ACTIVITY: Wherever "JSON" appears in the records below, copy the line that holds it.

[Component data from apps and pages]
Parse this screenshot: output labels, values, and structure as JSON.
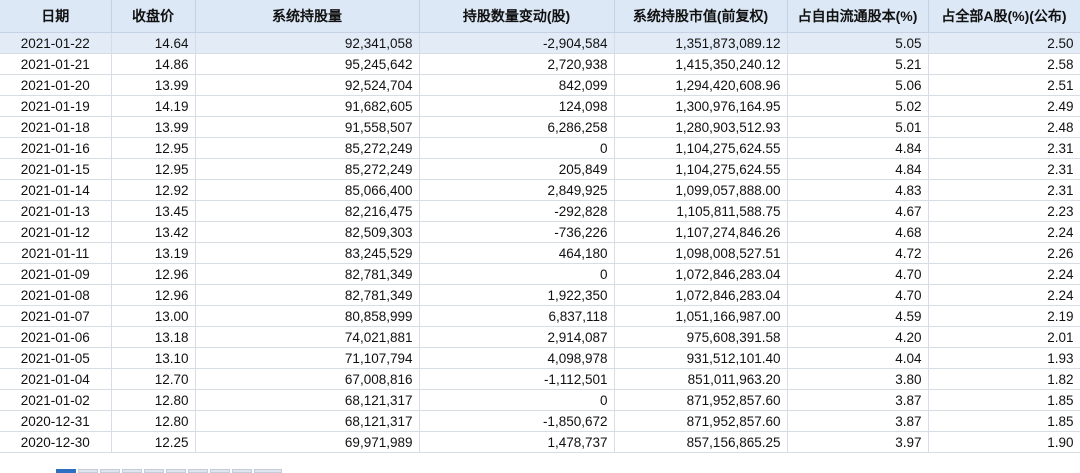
{
  "table": {
    "columns": [
      "日期",
      "收盘价",
      "系统持股量",
      "持股数量变动(股)",
      "系统持股市值(前复权)",
      "占自由流通股本(%)",
      "占全部A股(%)(公布)"
    ],
    "rows": [
      [
        "2021-01-22",
        "14.64",
        "92,341,058",
        "-2,904,584",
        "1,351,873,089.12",
        "5.05",
        "2.50"
      ],
      [
        "2021-01-21",
        "14.86",
        "95,245,642",
        "2,720,938",
        "1,415,350,240.12",
        "5.21",
        "2.58"
      ],
      [
        "2021-01-20",
        "13.99",
        "92,524,704",
        "842,099",
        "1,294,420,608.96",
        "5.06",
        "2.51"
      ],
      [
        "2021-01-19",
        "14.19",
        "91,682,605",
        "124,098",
        "1,300,976,164.95",
        "5.02",
        "2.49"
      ],
      [
        "2021-01-18",
        "13.99",
        "91,558,507",
        "6,286,258",
        "1,280,903,512.93",
        "5.01",
        "2.48"
      ],
      [
        "2021-01-16",
        "12.95",
        "85,272,249",
        "0",
        "1,104,275,624.55",
        "4.84",
        "2.31"
      ],
      [
        "2021-01-15",
        "12.95",
        "85,272,249",
        "205,849",
        "1,104,275,624.55",
        "4.84",
        "2.31"
      ],
      [
        "2021-01-14",
        "12.92",
        "85,066,400",
        "2,849,925",
        "1,099,057,888.00",
        "4.83",
        "2.31"
      ],
      [
        "2021-01-13",
        "13.45",
        "82,216,475",
        "-292,828",
        "1,105,811,588.75",
        "4.67",
        "2.23"
      ],
      [
        "2021-01-12",
        "13.42",
        "82,509,303",
        "-736,226",
        "1,107,274,846.26",
        "4.68",
        "2.24"
      ],
      [
        "2021-01-11",
        "13.19",
        "83,245,529",
        "464,180",
        "1,098,008,527.51",
        "4.72",
        "2.26"
      ],
      [
        "2021-01-09",
        "12.96",
        "82,781,349",
        "0",
        "1,072,846,283.04",
        "4.70",
        "2.24"
      ],
      [
        "2021-01-08",
        "12.96",
        "82,781,349",
        "1,922,350",
        "1,072,846,283.04",
        "4.70",
        "2.24"
      ],
      [
        "2021-01-07",
        "13.00",
        "80,858,999",
        "6,837,118",
        "1,051,166,987.00",
        "4.59",
        "2.19"
      ],
      [
        "2021-01-06",
        "13.18",
        "74,021,881",
        "2,914,087",
        "975,608,391.58",
        "4.20",
        "2.01"
      ],
      [
        "2021-01-05",
        "13.10",
        "71,107,794",
        "4,098,978",
        "931,512,101.40",
        "4.04",
        "1.93"
      ],
      [
        "2021-01-04",
        "12.70",
        "67,008,816",
        "-1,112,501",
        "851,011,963.20",
        "3.80",
        "1.82"
      ],
      [
        "2021-01-02",
        "12.80",
        "68,121,317",
        "0",
        "871,952,857.60",
        "3.87",
        "1.85"
      ],
      [
        "2020-12-31",
        "12.80",
        "68,121,317",
        "-1,850,672",
        "871,952,857.60",
        "3.87",
        "1.85"
      ],
      [
        "2020-12-30",
        "12.25",
        "69,971,989",
        "1,478,737",
        "857,156,865.25",
        "3.97",
        "1.90"
      ]
    ],
    "selected_row": 0
  },
  "colors": {
    "header_bg": "#dce8f6",
    "selected_row_bg": "#e3ebf7",
    "grid_line": "#d7dde6",
    "accent": "#2f6fc2"
  }
}
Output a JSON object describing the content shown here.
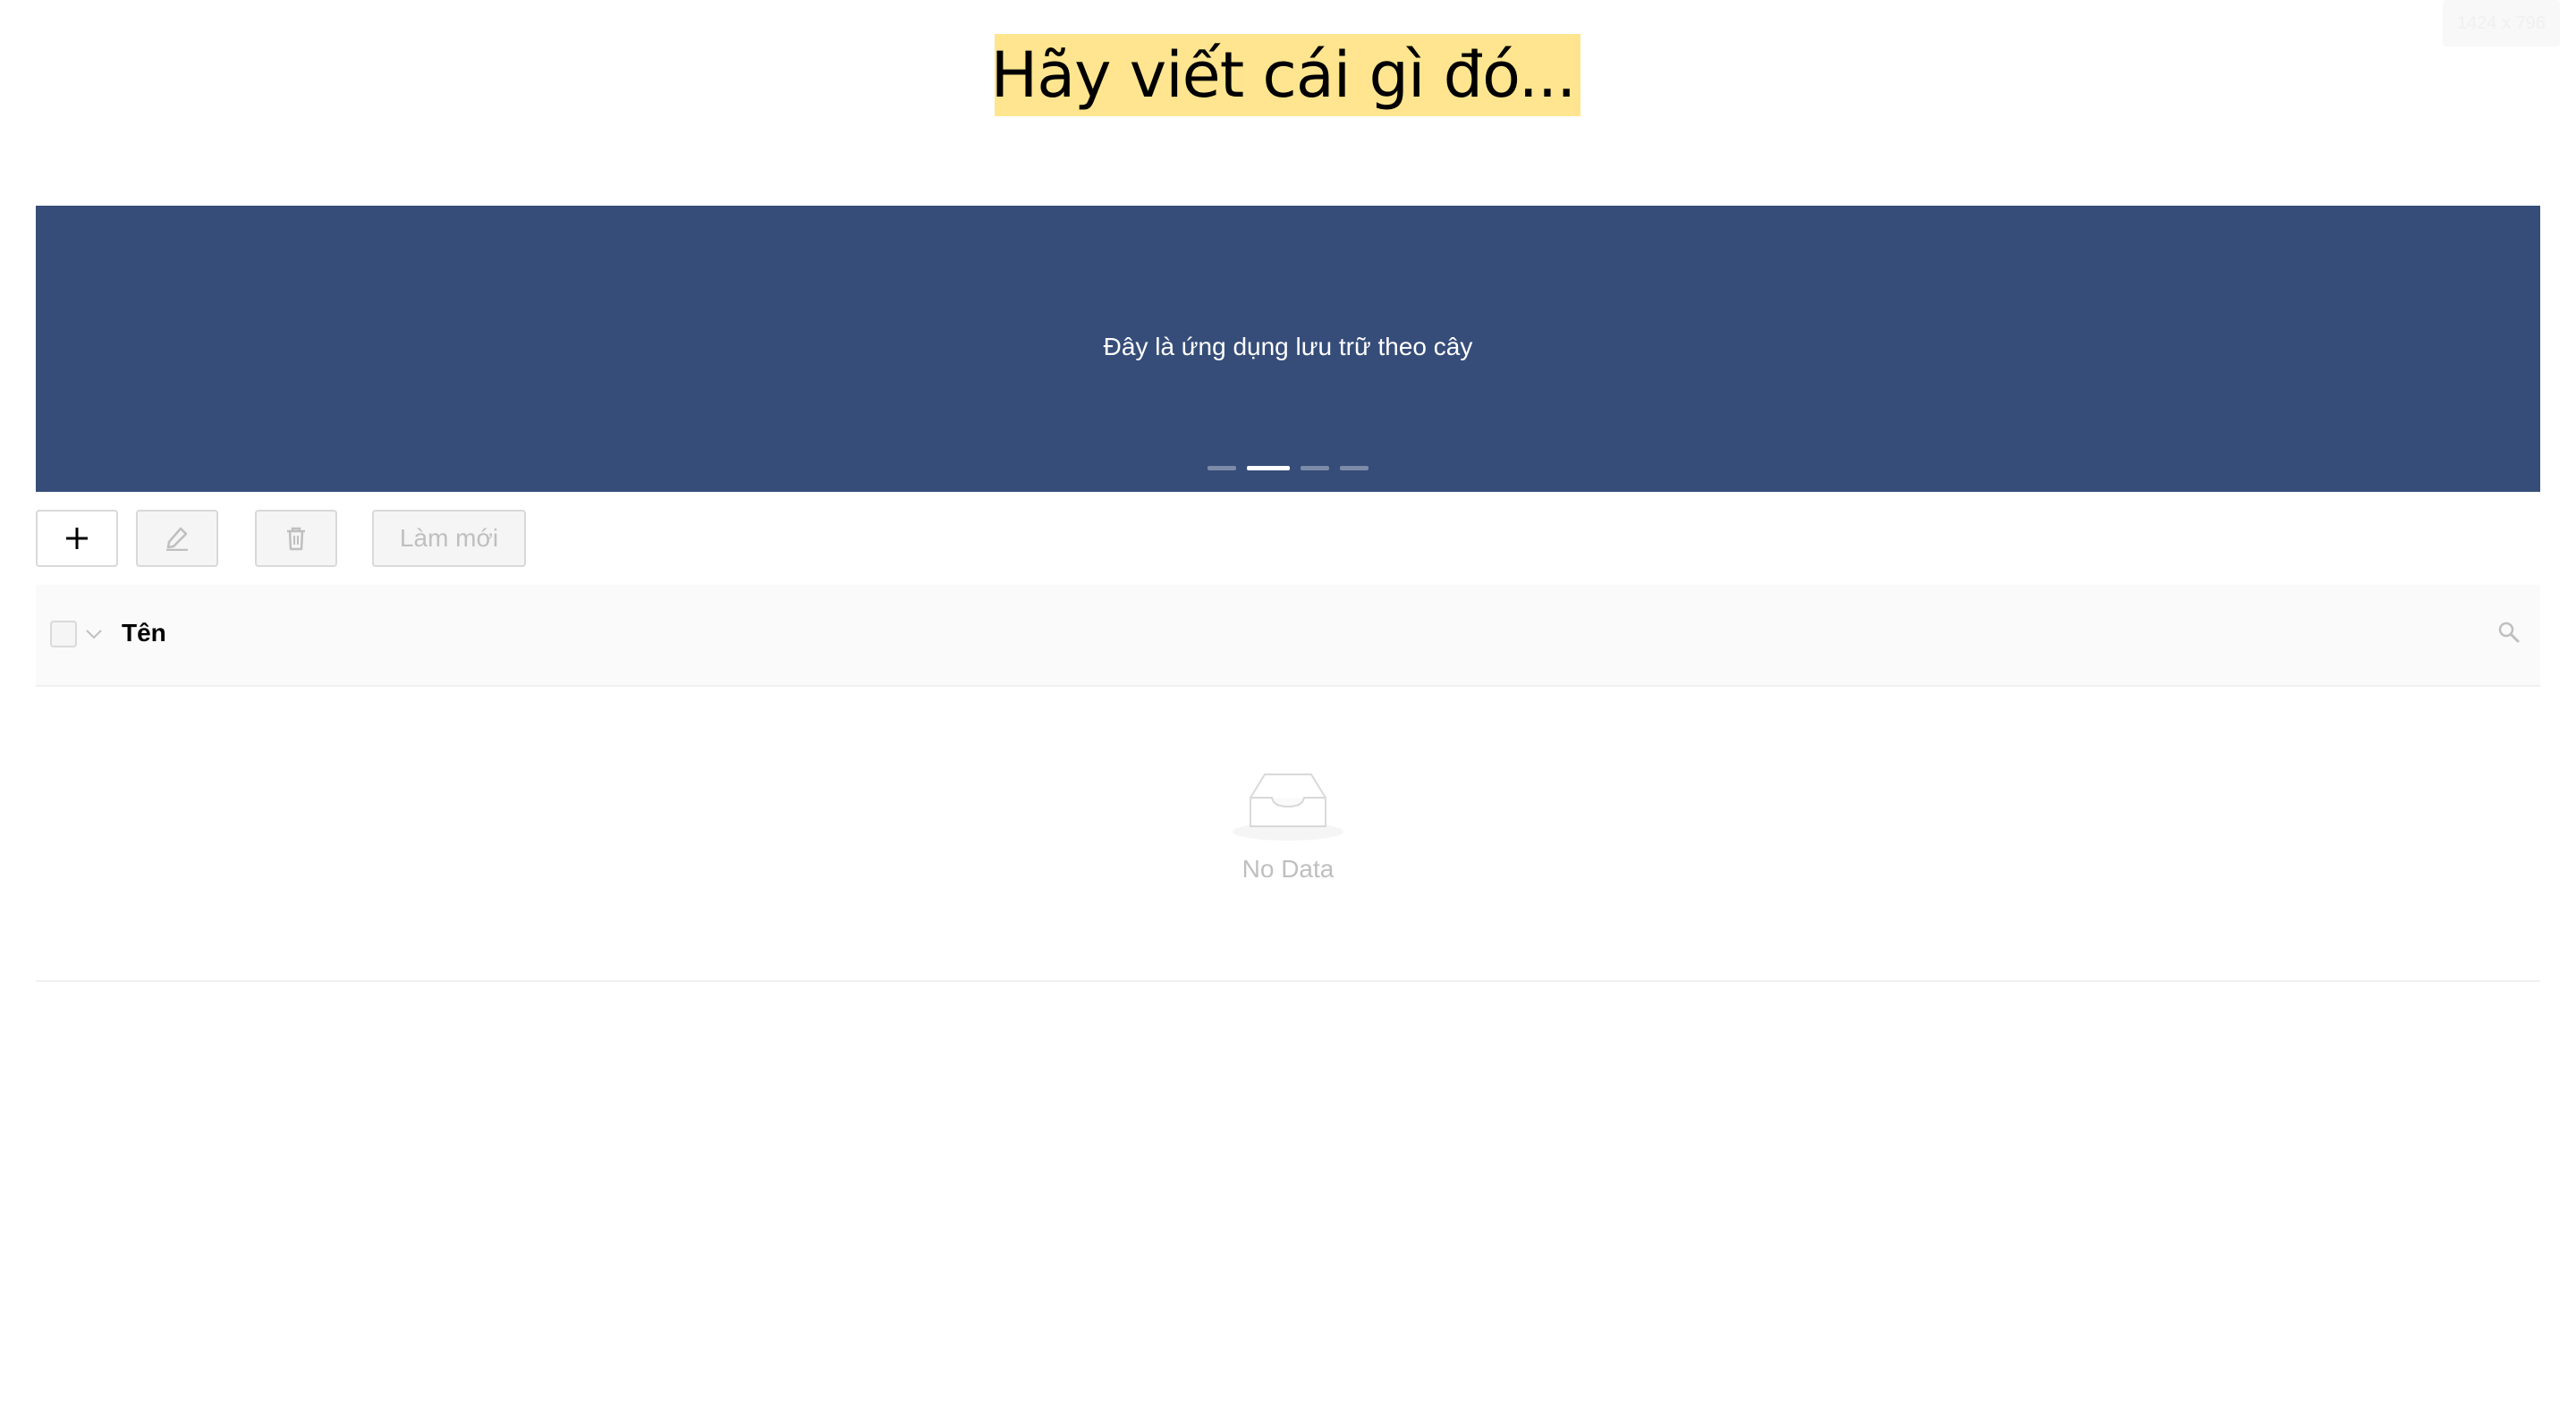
{
  "size_badge": "1424 x 796",
  "title": {
    "text": "Hãy viết cái gì đó...",
    "edit_icon": "edit-pencil-icon",
    "background": "#ffe58f",
    "icon_color": "#1890ff"
  },
  "carousel": {
    "text": "Đây là ứng dụng lưu trữ theo cây",
    "background": "#364d79",
    "slide_count": 4,
    "active_index": 1
  },
  "toolbar": {
    "add_icon": "plus-icon",
    "edit_icon": "edit-icon",
    "delete_icon": "trash-icon",
    "refresh_label": "Làm mới"
  },
  "table": {
    "column_title": "Tên",
    "search_icon": "search-icon",
    "empty_text": "No Data"
  }
}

SOLUTION FOR THIS TASK:
Parse this screenshot: output labels, values, and structure as JSON.
Output a JSON object describing the content shown here.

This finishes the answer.